“If you look at the sensitive areas, it’s the entire state, it’s everywhere,” said state Sen. Andrew Lanza, a member of Republican leadership from Staten Island. “So much of New York is now considered a sensitive area for the purpose of this law that there is no such thing as a concealed permit anymore.”

Two other states, California and Vermont, have also moved closer to placing abortion protections in their constitutions. This week, lawmakers in California advanced a constitutional amendment enshrining the right, and in November, residents of both states will vote on whether to make the amendments law.

Republican-led states are charging hard in the other direction.
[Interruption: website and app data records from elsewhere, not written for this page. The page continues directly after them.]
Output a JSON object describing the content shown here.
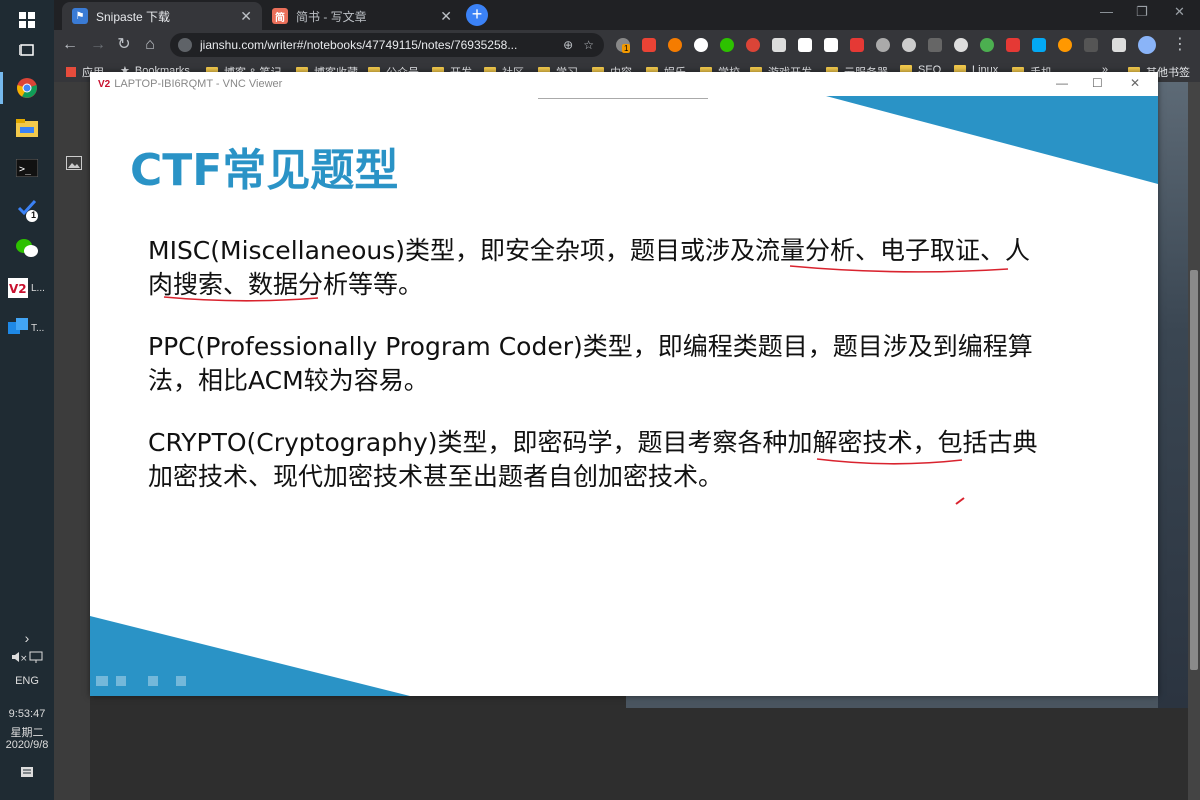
{
  "taskbar": {
    "items": [
      {
        "name": "windows-start-icon",
        "label": ""
      },
      {
        "name": "task-view-icon",
        "label": ""
      },
      {
        "name": "chrome-app",
        "label": ""
      },
      {
        "name": "file-explorer-app",
        "label": ""
      },
      {
        "name": "terminal-app",
        "label": ""
      },
      {
        "name": "todo-app",
        "label": ""
      },
      {
        "name": "wechat-app",
        "label": ""
      },
      {
        "name": "vnc-viewer-app",
        "label": "L..."
      },
      {
        "name": "tablet-app",
        "label": "T..."
      }
    ],
    "todo_badge": "1",
    "language": "ENG",
    "time": "9:53:47",
    "weekday": "星期二",
    "date": "2020/9/8"
  },
  "browser": {
    "tabs": [
      {
        "title": "Snipaste 下载",
        "icon": "bookmark-icon",
        "active": true
      },
      {
        "title": "简书 - 写文章",
        "icon": "jianshu-icon",
        "active": false
      }
    ],
    "url": "jianshu.com/writer#/notebooks/47749115/notes/76935258...",
    "bookmarks": [
      "应用",
      "Bookmarks",
      "博客 & 笔记",
      "博客收藏",
      "公众号",
      "开发",
      "社区",
      "学习",
      "内容",
      "娱乐",
      "学校",
      "游戏开发",
      "云服务器",
      "SEO",
      "Linux",
      "手机",
      "其他书签"
    ],
    "ext_badge": "1",
    "bookmarks_overflow": "»"
  },
  "vnc": {
    "title": "LAPTOP-IBI6RQMT - VNC Viewer",
    "logo": "V2"
  },
  "slide": {
    "heading": "CTF常见题型",
    "paragraphs": [
      {
        "line1": "MISC(Miscellaneous)类型，即安全杂项，题目或涉及流量分析、电子取证、人",
        "line2": "肉搜索、数据分析等等。"
      },
      {
        "line1": "PPC(Professionally Program Coder)类型，即编程类题目，题目涉及到编程算",
        "line2": "法，相比ACM较为容易。"
      },
      {
        "line1": "CRYPTO(Cryptography)类型，即密码学，题目考察各种加解密技术，包括古典",
        "line2": "加密技术、现代加密技术甚至出题者自创加密技术。"
      }
    ],
    "colors": {
      "accent": "#2a93c6",
      "annotation": "#d9232e"
    }
  }
}
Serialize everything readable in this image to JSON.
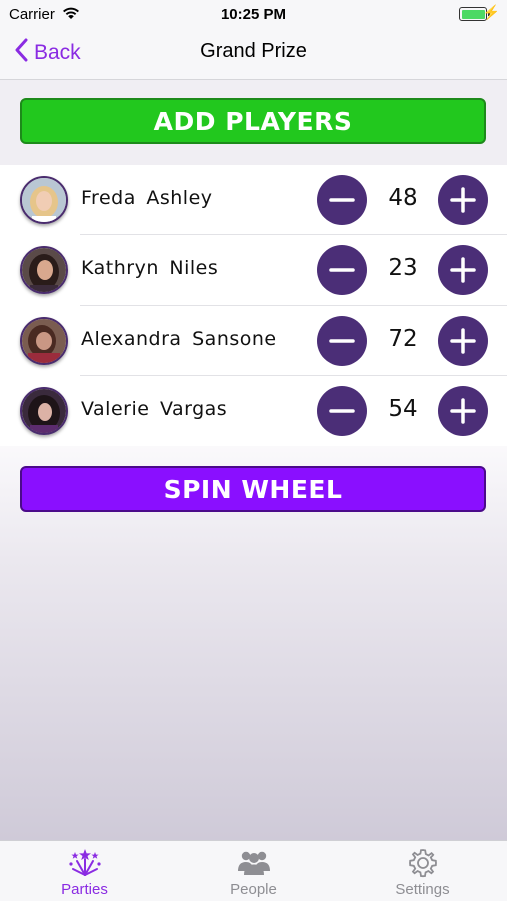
{
  "status_bar": {
    "carrier": "Carrier",
    "time": "10:25 PM"
  },
  "nav": {
    "back_label": "Back",
    "title": "Grand Prize"
  },
  "actions": {
    "add_players": "ADD PLAYERS",
    "spin_wheel": "SPIN WHEEL"
  },
  "players": [
    {
      "name": "Freda  Ashley",
      "score": "48"
    },
    {
      "name": "Kathryn  Niles",
      "score": "23"
    },
    {
      "name": "Alexandra  Sansone",
      "score": "72"
    },
    {
      "name": "Valerie  Vargas",
      "score": "54"
    }
  ],
  "tabs": [
    {
      "label": "Parties",
      "icon": "party-icon",
      "active": true
    },
    {
      "label": "People",
      "icon": "people-icon",
      "active": false
    },
    {
      "label": "Settings",
      "icon": "gear-icon",
      "active": false
    }
  ],
  "colors": {
    "accent": "#8a2be2",
    "add_button": "#22c81e",
    "spin_button": "#8a0fff",
    "counter_button": "#4b2e77"
  }
}
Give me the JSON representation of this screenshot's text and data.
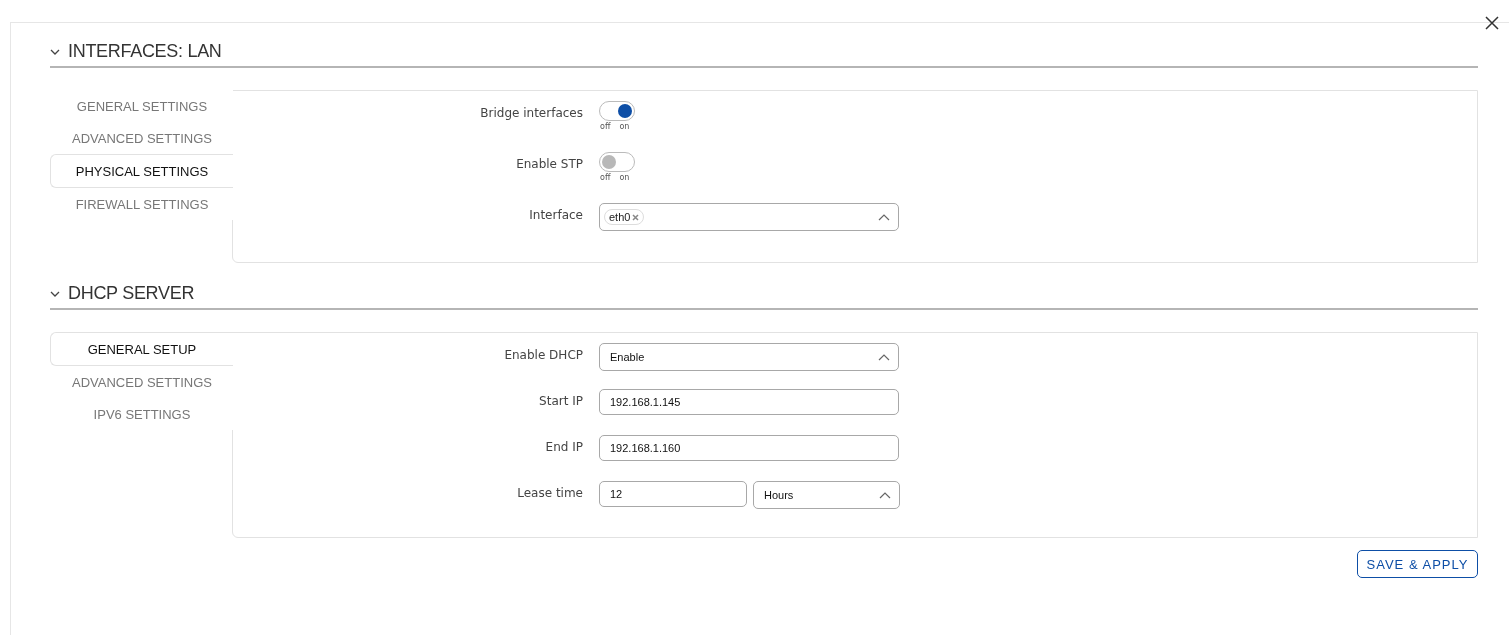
{
  "sections": [
    {
      "title": "INTERFACES: LAN",
      "expanded": true,
      "tabs": [
        {
          "label": "GENERAL SETTINGS",
          "selected": false
        },
        {
          "label": "ADVANCED SETTINGS",
          "selected": false
        },
        {
          "label": "PHYSICAL SETTINGS",
          "selected": true
        },
        {
          "label": "FIREWALL SETTINGS",
          "selected": false
        }
      ],
      "fields": [
        {
          "kind": "toggle",
          "label": "Bridge interfaces",
          "on": true,
          "off_label": "off",
          "on_label": "on"
        },
        {
          "kind": "toggle",
          "label": "Enable STP",
          "on": false,
          "off_label": "off",
          "on_label": "on"
        },
        {
          "kind": "multiselect",
          "label": "Interface",
          "chips": [
            "eth0"
          ]
        }
      ]
    },
    {
      "title": "DHCP SERVER",
      "expanded": true,
      "tabs": [
        {
          "label": "GENERAL SETUP",
          "selected": true
        },
        {
          "label": "ADVANCED SETTINGS",
          "selected": false
        },
        {
          "label": "IPV6 SETTINGS",
          "selected": false
        }
      ],
      "fields": [
        {
          "kind": "select",
          "label": "Enable DHCP",
          "value": "Enable"
        },
        {
          "kind": "text",
          "label": "Start IP",
          "value": "192.168.1.145"
        },
        {
          "kind": "text",
          "label": "End IP",
          "value": "192.168.1.160"
        },
        {
          "kind": "text_select",
          "label": "Lease time",
          "value": "12",
          "unit": "Hours"
        }
      ]
    }
  ],
  "save_button": "SAVE & APPLY"
}
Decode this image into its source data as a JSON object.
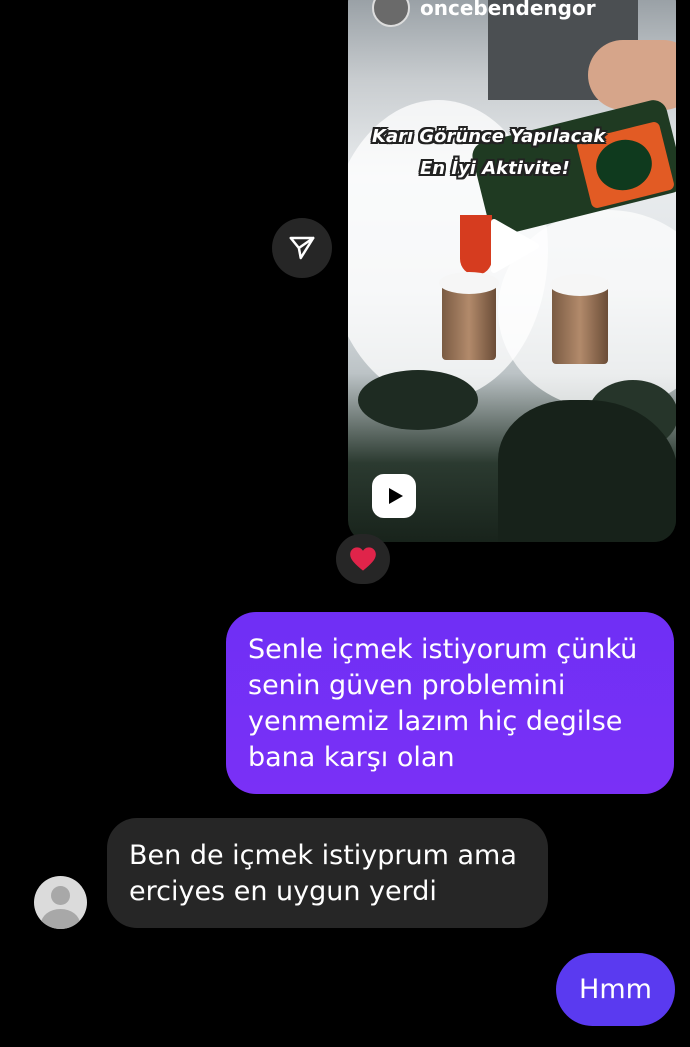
{
  "shared_reel": {
    "author": "oncebendengor",
    "caption_line1": "Karı Görünce Yapılacak",
    "caption_line2": "En İyi Aktivite!",
    "reel_icon": "reel-play-icon",
    "center_icon": "play-icon"
  },
  "share_button": {
    "icon": "send-icon"
  },
  "reaction": {
    "icon": "heart-icon",
    "color": "#e0244a"
  },
  "messages": [
    {
      "sender": "me",
      "text": "Senle içmek istiyorum çünkü senin güven problemini yenmemiz lazım hiç degilse bana karşı olan"
    },
    {
      "sender": "other",
      "text": "Ben de içmek istiyprum ama erciyes en uygun yerdi"
    },
    {
      "sender": "me",
      "text": "Hmm"
    }
  ],
  "colors": {
    "background": "#000000",
    "outgoing_bubble": "#7b2ff7",
    "outgoing_bubble_short": "#5a3af0",
    "incoming_bubble": "#262626"
  }
}
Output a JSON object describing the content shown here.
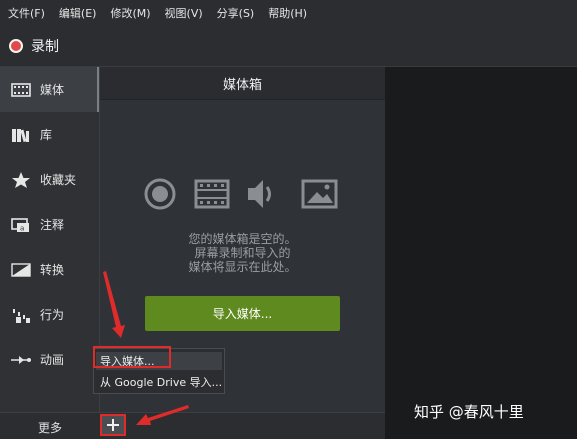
{
  "menubar": {
    "items": [
      "文件(F)",
      "编辑(E)",
      "修改(M)",
      "视图(V)",
      "分享(S)",
      "帮助(H)"
    ]
  },
  "record": {
    "label": "录制"
  },
  "sidebar": {
    "items": [
      {
        "label": "媒体",
        "icon": "film-strip-icon"
      },
      {
        "label": "库",
        "icon": "library-books-icon"
      },
      {
        "label": "收藏夹",
        "icon": "star-icon"
      },
      {
        "label": "注释",
        "icon": "annotation-icon"
      },
      {
        "label": "转换",
        "icon": "transition-icon"
      },
      {
        "label": "行为",
        "icon": "behavior-icon"
      },
      {
        "label": "动画",
        "icon": "animation-icon"
      }
    ],
    "more_label": "更多"
  },
  "bin": {
    "title": "媒体箱",
    "empty_line1": "您的媒体箱是空的。",
    "empty_line2": "屏幕录制和导入的",
    "empty_line3": "媒体将显示在此处。",
    "import_button": "导入媒体..."
  },
  "popup": {
    "items": [
      "导入媒体...",
      "从 Google Drive 导入..."
    ]
  },
  "watermark": "知乎 @春风十里",
  "colors": {
    "accent_green": "#5f8a1f",
    "record_red": "#e04a4a",
    "highlight_red": "#e02b2b"
  }
}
So far, seven have banned abortion since the Supreme Court’s decision last week. Another half-dozen, including Texas and Tennessee, are expected to quickly follow suit. And voters in states such as Kentucky and Kansas will soon decide whether to ban the practice via referendum.

By pushing so quickly in New York to respond to both rulings, Hochul and Democratic legislative leaders have kept the state on a path set by her predecessor, Andrew Cuomo, during Trump’s presidency. Before allegations of sexual misconduct from a number of women led to his resignation, Cuomo was explicit in juxtaposing his agenda with the priorities of the Republican president, saying in late 2018 that he was declaring New York’s independence.

State Sen. Michael Gianaris of Queens, deputy majority leader, said New Yorkers should expect more of the same in the coming years.

“The Supreme Court seems intent on destroying this country one decision at a time,” he said in an interview. “Today, we made clear that New York will stand up against this rollback of rights that we’ve come to expect in the United States. You can expect we will continue doing this as the court keeps issuing horrible decisions.”

This article originally appeared in The New York Times.